(SUPPLIED INFORMATION begins)

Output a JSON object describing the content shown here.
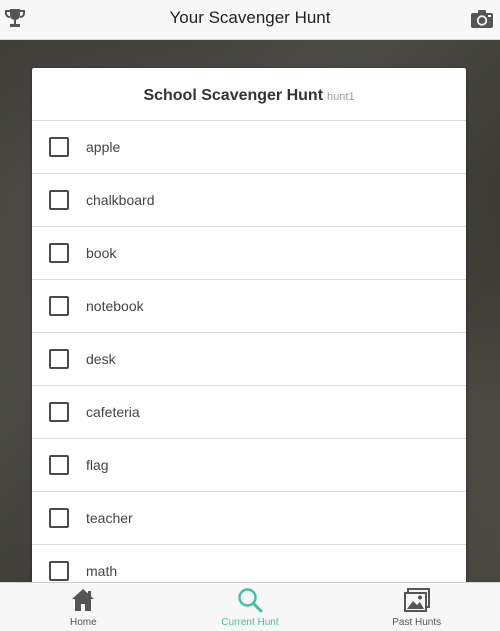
{
  "header": {
    "title": "Your Scavenger Hunt",
    "left_icon": "trophy-icon",
    "right_icon": "camera-icon"
  },
  "hunt": {
    "title": "School Scavenger Hunt",
    "subtitle": "hunt1",
    "items": [
      {
        "label": "apple",
        "checked": false
      },
      {
        "label": "chalkboard",
        "checked": false
      },
      {
        "label": "book",
        "checked": false
      },
      {
        "label": "notebook",
        "checked": false
      },
      {
        "label": "desk",
        "checked": false
      },
      {
        "label": "cafeteria",
        "checked": false
      },
      {
        "label": "flag",
        "checked": false
      },
      {
        "label": "teacher",
        "checked": false
      },
      {
        "label": "math",
        "checked": false
      }
    ]
  },
  "tabs": [
    {
      "label": "Home",
      "icon": "home-icon",
      "active": false
    },
    {
      "label": "Current Hunt",
      "icon": "search-icon",
      "active": true
    },
    {
      "label": "Past Hunts",
      "icon": "gallery-icon",
      "active": false
    }
  ],
  "colors": {
    "accent": "#46bfa8",
    "icon": "#555555"
  }
}
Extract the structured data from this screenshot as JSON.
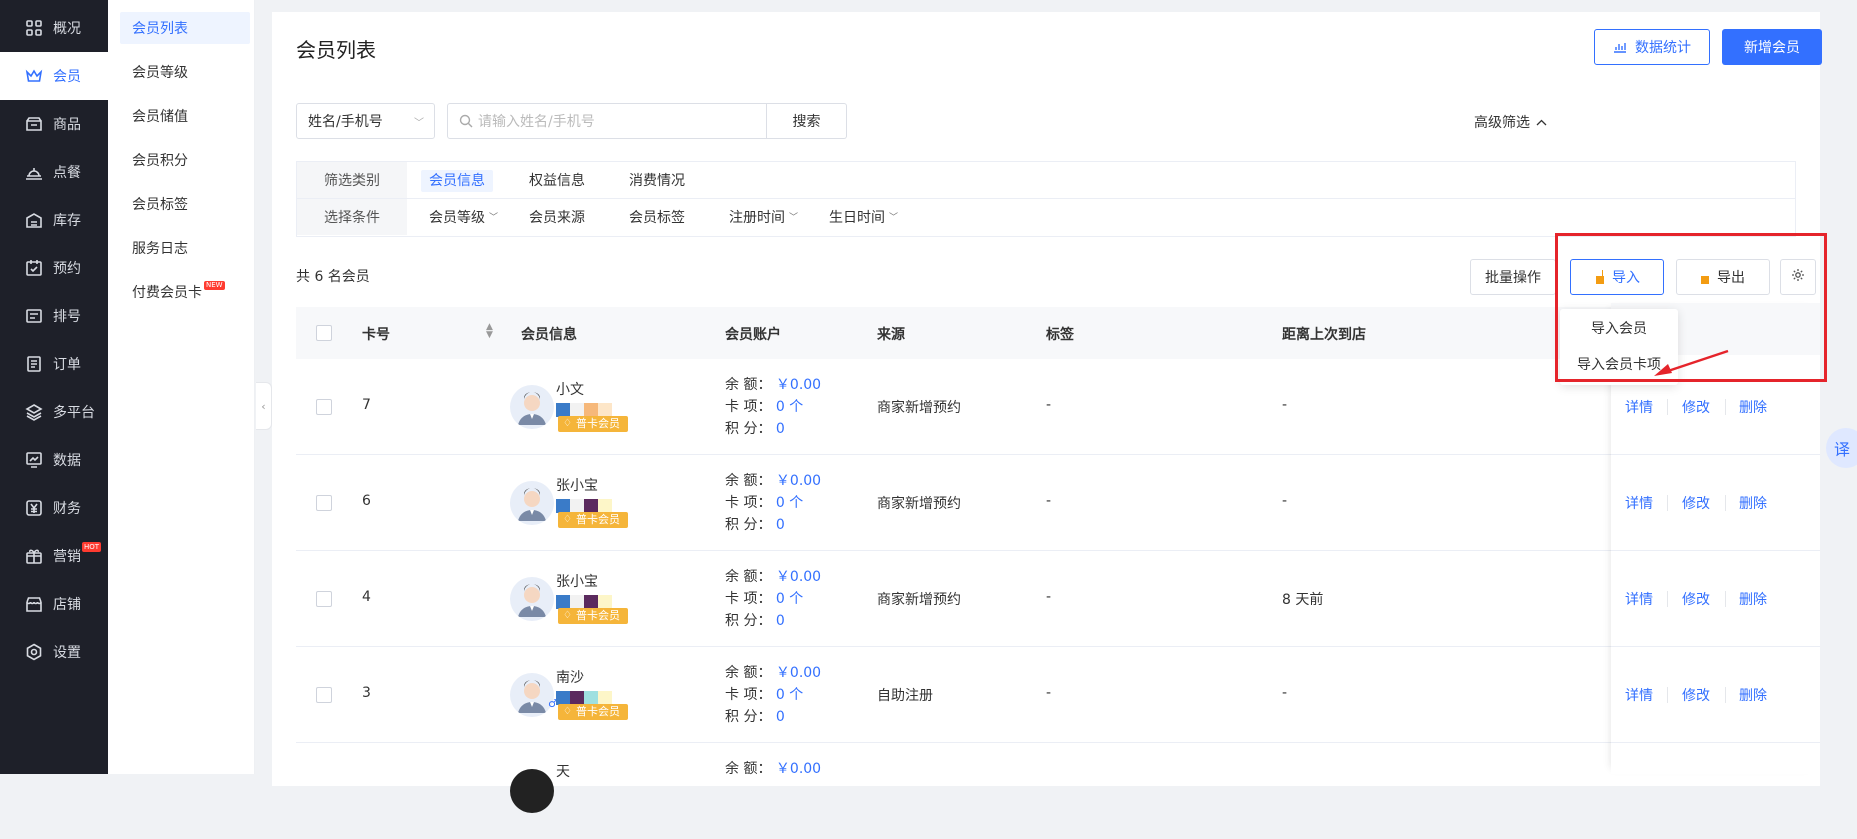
{
  "sidebar": {
    "items": [
      {
        "label": "概况",
        "icon": "grid-icon"
      },
      {
        "label": "会员",
        "icon": "crown-icon"
      },
      {
        "label": "商品",
        "icon": "shop-icon"
      },
      {
        "label": "点餐",
        "icon": "dish-icon"
      },
      {
        "label": "库存",
        "icon": "warehouse-icon"
      },
      {
        "label": "预约",
        "icon": "calendar-check-icon"
      },
      {
        "label": "排号",
        "icon": "queue-icon"
      },
      {
        "label": "订单",
        "icon": "order-icon"
      },
      {
        "label": "多平台",
        "icon": "layers-icon"
      },
      {
        "label": "数据",
        "icon": "chart-icon"
      },
      {
        "label": "财务",
        "icon": "yuan-icon"
      },
      {
        "label": "营销",
        "icon": "marketing-icon",
        "badge": "HOT"
      },
      {
        "label": "店铺",
        "icon": "store-icon"
      },
      {
        "label": "设置",
        "icon": "gear-icon"
      }
    ]
  },
  "subnav": {
    "items": [
      {
        "label": "会员列表"
      },
      {
        "label": "会员等级"
      },
      {
        "label": "会员储值"
      },
      {
        "label": "会员积分"
      },
      {
        "label": "会员标签"
      },
      {
        "label": "服务日志"
      },
      {
        "label": "付费会员卡",
        "badge": "NEW"
      }
    ]
  },
  "header": {
    "title": "会员列表",
    "stats_button": "数据统计",
    "add_button": "新增会员"
  },
  "search": {
    "select_value": "姓名/手机号",
    "placeholder": "请输入姓名/手机号",
    "button": "搜索",
    "advanced": "高级筛选"
  },
  "filters": {
    "category_label": "筛选类别",
    "categories": [
      "会员信息",
      "权益信息",
      "消费情况"
    ],
    "condition_label": "选择条件",
    "conditions": [
      "会员等级",
      "会员来源",
      "会员标签",
      "注册时间",
      "生日时间"
    ]
  },
  "toolbar": {
    "total": "共 6 名会员",
    "batch": "批量操作",
    "import": "导入",
    "export": "导出"
  },
  "import_menu": [
    "导入会员",
    "导入会员卡项"
  ],
  "table": {
    "headers": [
      "卡号",
      "会员信息",
      "会员账户",
      "来源",
      "标签",
      "距离上次到店"
    ],
    "labels": {
      "balance": "余 额：",
      "card": "卡 项：",
      "points": "积 分："
    },
    "actions": [
      "详情",
      "修改",
      "删除"
    ],
    "rows": [
      {
        "card_no": "7",
        "name": "小文",
        "badge": "普卡会员",
        "balance": "￥0.00",
        "cards": "0 个",
        "points": "0",
        "source": "商家新增预约",
        "tag": "-",
        "last_visit": "-"
      },
      {
        "card_no": "6",
        "name": "张小宝",
        "badge": "普卡会员",
        "balance": "￥0.00",
        "cards": "0 个",
        "points": "0",
        "source": "商家新增预约",
        "tag": "-",
        "last_visit": "-"
      },
      {
        "card_no": "4",
        "name": "张小宝",
        "badge": "普卡会员",
        "balance": "￥0.00",
        "cards": "0 个",
        "points": "0",
        "source": "商家新增预约",
        "tag": "-",
        "last_visit": "8 天前"
      },
      {
        "card_no": "3",
        "name": "南沙",
        "badge": "普卡会员",
        "balance": "￥0.00",
        "cards": "0 个",
        "points": "0",
        "source": "自助注册",
        "tag": "-",
        "last_visit": "-"
      },
      {
        "card_no": "",
        "name": "天",
        "badge": "",
        "balance": "￥0.00",
        "cards": "",
        "points": "",
        "source": "",
        "tag": "",
        "last_visit": ""
      }
    ]
  },
  "float_button": "译",
  "colors": {
    "primary": "#3370ff",
    "sidebar_bg": "#1e2029",
    "highlight": "#e5242b",
    "badge": "#f5b53a"
  }
}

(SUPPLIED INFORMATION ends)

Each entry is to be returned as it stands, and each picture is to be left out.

SOLUTION FOR THIS EXERCISE:
Output a JSON object describing the content shown here.
{
  "header": {
    "title": "Your Scavenger Hunt",
    "left_icon": "trophy-icon",
    "right_icon": "camera-icon"
  },
  "hunt": {
    "title": "School Scavenger Hunt",
    "subtitle": "hunt1",
    "items": [
      {
        "label": "apple",
        "checked": false
      },
      {
        "label": "chalkboard",
        "checked": false
      },
      {
        "label": "book",
        "checked": false
      },
      {
        "label": "notebook",
        "checked": false
      },
      {
        "label": "desk",
        "checked": false
      },
      {
        "label": "cafeteria",
        "checked": false
      },
      {
        "label": "flag",
        "checked": false
      },
      {
        "label": "teacher",
        "checked": false
      },
      {
        "label": "math",
        "checked": false
      }
    ]
  },
  "tabs": [
    {
      "label": "Home",
      "icon": "home-icon",
      "active": false
    },
    {
      "label": "Current Hunt",
      "icon": "search-icon",
      "active": true
    },
    {
      "label": "Past Hunts",
      "icon": "gallery-icon",
      "active": false
    }
  ],
  "colors": {
    "accent": "#46bfa8",
    "icon": "#555555"
  }
}
Extract the structured data from this screenshot as JSON.
{
  "sidebar": {
    "items": [
      {
        "label": "概况",
        "icon": "grid-icon"
      },
      {
        "label": "会员",
        "icon": "crown-icon"
      },
      {
        "label": "商品",
        "icon": "shop-icon"
      },
      {
        "label": "点餐",
        "icon": "dish-icon"
      },
      {
        "label": "库存",
        "icon": "warehouse-icon"
      },
      {
        "label": "预约",
        "icon": "calendar-check-icon"
      },
      {
        "label": "排号",
        "icon": "queue-icon"
      },
      {
        "label": "订单",
        "icon": "order-icon"
      },
      {
        "label": "多平台",
        "icon": "layers-icon"
      },
      {
        "label": "数据",
        "icon": "chart-icon"
      },
      {
        "label": "财务",
        "icon": "yuan-icon"
      },
      {
        "label": "营销",
        "icon": "marketing-icon",
        "badge": "HOT"
      },
      {
        "label": "店铺",
        "icon": "store-icon"
      },
      {
        "label": "设置",
        "icon": "gear-icon"
      }
    ]
  },
  "subnav": {
    "items": [
      {
        "label": "会员列表"
      },
      {
        "label": "会员等级"
      },
      {
        "label": "会员储值"
      },
      {
        "label": "会员积分"
      },
      {
        "label": "会员标签"
      },
      {
        "label": "服务日志"
      },
      {
        "label": "付费会员卡",
        "badge": "NEW"
      }
    ]
  },
  "header": {
    "title": "会员列表",
    "stats_button": "数据统计",
    "add_button": "新增会员"
  },
  "search": {
    "select_value": "姓名/手机号",
    "placeholder": "请输入姓名/手机号",
    "button": "搜索",
    "advanced": "高级筛选"
  },
  "filters": {
    "category_label": "筛选类别",
    "categories": [
      "会员信息",
      "权益信息",
      "消费情况"
    ],
    "condition_label": "选择条件",
    "conditions": [
      "会员等级",
      "会员来源",
      "会员标签",
      "注册时间",
      "生日时间"
    ]
  },
  "toolbar": {
    "total": "共 6 名会员",
    "batch": "批量操作",
    "import": "导入",
    "export": "导出"
  },
  "import_menu": [
    "导入会员",
    "导入会员卡项"
  ],
  "table": {
    "headers": [
      "卡号",
      "会员信息",
      "会员账户",
      "来源",
      "标签",
      "距离上次到店"
    ],
    "labels": {
      "balance": "余 额：",
      "card": "卡 项：",
      "points": "积 分："
    },
    "actions": [
      "详情",
      "修改",
      "删除"
    ],
    "rows": [
      {
        "card_no": "7",
        "name": "小文",
        "badge": "普卡会员",
        "balance": "￥0.00",
        "cards": "0 个",
        "points": "0",
        "source": "商家新增预约",
        "tag": "-",
        "last_visit": "-"
      },
      {
        "card_no": "6",
        "name": "张小宝",
        "badge": "普卡会员",
        "balance": "￥0.00",
        "cards": "0 个",
        "points": "0",
        "source": "商家新增预约",
        "tag": "-",
        "last_visit": "-"
      },
      {
        "card_no": "4",
        "name": "张小宝",
        "badge": "普卡会员",
        "balance": "￥0.00",
        "cards": "0 个",
        "points": "0",
        "source": "商家新增预约",
        "tag": "-",
        "last_visit": "8 天前"
      },
      {
        "card_no": "3",
        "name": "南沙",
        "badge": "普卡会员",
        "balance": "￥0.00",
        "cards": "0 个",
        "points": "0",
        "source": "自助注册",
        "tag": "-",
        "last_visit": "-"
      },
      {
        "card_no": "",
        "name": "天",
        "badge": "",
        "balance": "￥0.00",
        "cards": "",
        "points": "",
        "source": "",
        "tag": "",
        "last_visit": ""
      }
    ]
  },
  "float_button": "译",
  "colors": {
    "primary": "#3370ff",
    "sidebar_bg": "#1e2029",
    "highlight": "#e5242b",
    "badge": "#f5b53a"
  }
}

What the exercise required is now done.